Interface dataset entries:
◇ ◇ ◇ ◇ ◇ ◇ ◇

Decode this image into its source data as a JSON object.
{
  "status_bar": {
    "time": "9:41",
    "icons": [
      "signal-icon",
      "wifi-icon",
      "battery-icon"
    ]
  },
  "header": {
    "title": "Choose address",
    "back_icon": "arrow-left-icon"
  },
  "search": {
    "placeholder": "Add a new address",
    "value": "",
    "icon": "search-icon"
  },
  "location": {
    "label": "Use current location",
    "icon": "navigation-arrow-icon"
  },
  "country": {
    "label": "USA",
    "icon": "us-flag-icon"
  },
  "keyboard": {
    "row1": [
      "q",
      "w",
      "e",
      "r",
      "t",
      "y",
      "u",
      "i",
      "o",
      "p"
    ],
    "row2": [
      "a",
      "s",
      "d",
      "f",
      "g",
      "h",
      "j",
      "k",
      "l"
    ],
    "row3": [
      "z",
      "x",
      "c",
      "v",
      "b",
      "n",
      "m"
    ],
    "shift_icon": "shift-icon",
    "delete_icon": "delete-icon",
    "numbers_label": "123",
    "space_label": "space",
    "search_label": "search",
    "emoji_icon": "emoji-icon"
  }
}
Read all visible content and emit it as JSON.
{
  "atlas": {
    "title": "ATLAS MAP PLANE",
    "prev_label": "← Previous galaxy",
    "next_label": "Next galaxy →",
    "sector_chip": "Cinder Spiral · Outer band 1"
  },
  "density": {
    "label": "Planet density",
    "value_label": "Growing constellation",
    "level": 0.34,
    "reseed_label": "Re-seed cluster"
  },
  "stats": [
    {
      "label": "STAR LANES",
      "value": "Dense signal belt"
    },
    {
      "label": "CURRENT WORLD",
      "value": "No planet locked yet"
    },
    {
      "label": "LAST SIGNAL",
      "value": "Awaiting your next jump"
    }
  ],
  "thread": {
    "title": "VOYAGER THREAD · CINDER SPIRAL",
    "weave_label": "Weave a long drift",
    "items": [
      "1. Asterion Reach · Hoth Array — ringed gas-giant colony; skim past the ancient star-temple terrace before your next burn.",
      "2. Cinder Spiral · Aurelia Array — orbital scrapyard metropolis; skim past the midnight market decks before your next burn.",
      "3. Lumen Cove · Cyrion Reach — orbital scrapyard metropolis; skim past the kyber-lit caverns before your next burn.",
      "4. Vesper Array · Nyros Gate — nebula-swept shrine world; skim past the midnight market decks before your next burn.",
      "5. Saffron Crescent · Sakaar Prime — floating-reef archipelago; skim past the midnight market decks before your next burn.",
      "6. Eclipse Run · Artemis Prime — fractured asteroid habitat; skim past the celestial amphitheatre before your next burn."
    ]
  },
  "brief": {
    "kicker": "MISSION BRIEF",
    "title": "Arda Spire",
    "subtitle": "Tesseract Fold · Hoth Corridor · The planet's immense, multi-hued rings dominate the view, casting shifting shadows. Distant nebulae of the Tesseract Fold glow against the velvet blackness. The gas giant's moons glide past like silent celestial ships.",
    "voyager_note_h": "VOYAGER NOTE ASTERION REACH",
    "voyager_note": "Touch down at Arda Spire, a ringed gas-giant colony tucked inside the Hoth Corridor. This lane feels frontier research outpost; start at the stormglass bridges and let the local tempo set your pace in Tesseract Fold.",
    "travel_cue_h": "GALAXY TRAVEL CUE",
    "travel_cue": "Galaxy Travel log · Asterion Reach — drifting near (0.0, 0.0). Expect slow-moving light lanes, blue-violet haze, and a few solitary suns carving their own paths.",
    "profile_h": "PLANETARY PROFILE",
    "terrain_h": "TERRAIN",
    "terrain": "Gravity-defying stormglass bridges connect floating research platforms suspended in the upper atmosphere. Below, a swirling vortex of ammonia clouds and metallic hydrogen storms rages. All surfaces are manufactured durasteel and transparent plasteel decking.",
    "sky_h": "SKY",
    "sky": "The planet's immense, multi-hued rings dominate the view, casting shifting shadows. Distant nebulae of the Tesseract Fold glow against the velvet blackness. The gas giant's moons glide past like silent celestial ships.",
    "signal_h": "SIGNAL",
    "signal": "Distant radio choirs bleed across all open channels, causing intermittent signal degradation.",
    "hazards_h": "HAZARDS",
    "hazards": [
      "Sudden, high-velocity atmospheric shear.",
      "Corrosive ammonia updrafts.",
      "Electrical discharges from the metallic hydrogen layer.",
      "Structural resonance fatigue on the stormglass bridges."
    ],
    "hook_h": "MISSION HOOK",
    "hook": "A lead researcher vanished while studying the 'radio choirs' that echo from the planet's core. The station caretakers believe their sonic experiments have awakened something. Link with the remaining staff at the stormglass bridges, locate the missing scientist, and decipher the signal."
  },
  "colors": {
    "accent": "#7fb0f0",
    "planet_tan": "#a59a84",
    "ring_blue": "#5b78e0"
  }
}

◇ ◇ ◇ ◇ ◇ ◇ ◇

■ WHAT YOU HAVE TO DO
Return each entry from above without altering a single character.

■ REPLY
Decode this image into its source data as a JSON object.
{
  "status_bar": {
    "time": "9:41",
    "icons": [
      "signal-icon",
      "wifi-icon",
      "battery-icon"
    ]
  },
  "header": {
    "title": "Choose address",
    "back_icon": "arrow-left-icon"
  },
  "search": {
    "placeholder": "Add a new address",
    "value": "",
    "icon": "search-icon"
  },
  "location": {
    "label": "Use current location",
    "icon": "navigation-arrow-icon"
  },
  "country": {
    "label": "USA",
    "icon": "us-flag-icon"
  },
  "keyboard": {
    "row1": [
      "q",
      "w",
      "e",
      "r",
      "t",
      "y",
      "u",
      "i",
      "o",
      "p"
    ],
    "row2": [
      "a",
      "s",
      "d",
      "f",
      "g",
      "h",
      "j",
      "k",
      "l"
    ],
    "row3": [
      "z",
      "x",
      "c",
      "v",
      "b",
      "n",
      "m"
    ],
    "shift_icon": "shift-icon",
    "delete_icon": "delete-icon",
    "numbers_label": "123",
    "space_label": "space",
    "search_label": "search",
    "emoji_icon": "emoji-icon"
  }
}
Read all visible content and emit it as JSON.
{
  "atlas": {
    "title": "ATLAS MAP PLANE",
    "prev_label": "← Previous galaxy",
    "next_label": "Next galaxy →",
    "sector_chip": "Cinder Spiral · Outer band 1"
  },
  "density": {
    "label": "Planet density",
    "value_label": "Growing constellation",
    "level": 0.34,
    "reseed_label": "Re-seed cluster"
  },
  "stats": [
    {
      "label": "STAR LANES",
      "value": "Dense signal belt"
    },
    {
      "label": "CURRENT WORLD",
      "value": "No planet locked yet"
    },
    {
      "label": "LAST SIGNAL",
      "value": "Awaiting your next jump"
    }
  ],
  "thread": {
    "title": "VOYAGER THREAD · CINDER SPIRAL",
    "weave_label": "Weave a long drift",
    "items": [
      "1. Asterion Reach · Hoth Array — ringed gas-giant colony; skim past the ancient star-temple terrace before your next burn.",
      "2. Cinder Spiral · Aurelia Array — orbital scrapyard metropolis; skim past the midnight market decks before your next burn.",
      "3. Lumen Cove · Cyrion Reach — orbital scrapyard metropolis; skim past the kyber-lit caverns before your next burn.",
      "4. Vesper Array · Nyros Gate — nebula-swept shrine world; skim past the midnight market decks before your next burn.",
      "5. Saffron Crescent · Sakaar Prime — floating-reef archipelago; skim past the midnight market decks before your next burn.",
      "6. Eclipse Run · Artemis Prime — fractured asteroid habitat; skim past the celestial amphitheatre before your next burn."
    ]
  },
  "brief": {
    "kicker": "MISSION BRIEF",
    "title": "Arda Spire",
    "subtitle": "Tesseract Fold · Hoth Corridor · The planet's immense, multi-hued rings dominate the view, casting shifting shadows. Distant nebulae of the Tesseract Fold glow against the velvet blackness. The gas giant's moons glide past like silent celestial ships.",
    "voyager_note_h": "VOYAGER NOTE ASTERION REACH",
    "voyager_note": "Touch down at Arda Spire, a ringed gas-giant colony tucked inside the Hoth Corridor. This lane feels frontier research outpost; start at the stormglass bridges and let the local tempo set your pace in Tesseract Fold.",
    "travel_cue_h": "GALAXY TRAVEL CUE",
    "travel_cue": "Galaxy Travel log · Asterion Reach — drifting near (0.0, 0.0). Expect slow-moving light lanes, blue-violet haze, and a few solitary suns carving their own paths.",
    "profile_h": "PLANETARY PROFILE",
    "terrain_h": "TERRAIN",
    "terrain": "Gravity-defying stormglass bridges connect floating research platforms suspended in the upper atmosphere. Below, a swirling vortex of ammonia clouds and metallic hydrogen storms rages. All surfaces are manufactured durasteel and transparent plasteel decking.",
    "sky_h": "SKY",
    "sky": "The planet's immense, multi-hued rings dominate the view, casting shifting shadows. Distant nebulae of the Tesseract Fold glow against the velvet blackness. The gas giant's moons glide past like silent celestial ships.",
    "signal_h": "SIGNAL",
    "signal": "Distant radio choirs bleed across all open channels, causing intermittent signal degradation.",
    "hazards_h": "HAZARDS",
    "hazards": [
      "Sudden, high-velocity atmospheric shear.",
      "Corrosive ammonia updrafts.",
      "Electrical discharges from the metallic hydrogen layer.",
      "Structural resonance fatigue on the stormglass bridges."
    ],
    "hook_h": "MISSION HOOK",
    "hook": "A lead researcher vanished while studying the 'radio choirs' that echo from the planet's core. The station caretakers believe their sonic experiments have awakened something. Link with the remaining staff at the stormglass bridges, locate the missing scientist, and decipher the signal."
  },
  "colors": {
    "accent": "#7fb0f0",
    "planet_tan": "#a59a84",
    "ring_blue": "#5b78e0"
  }
}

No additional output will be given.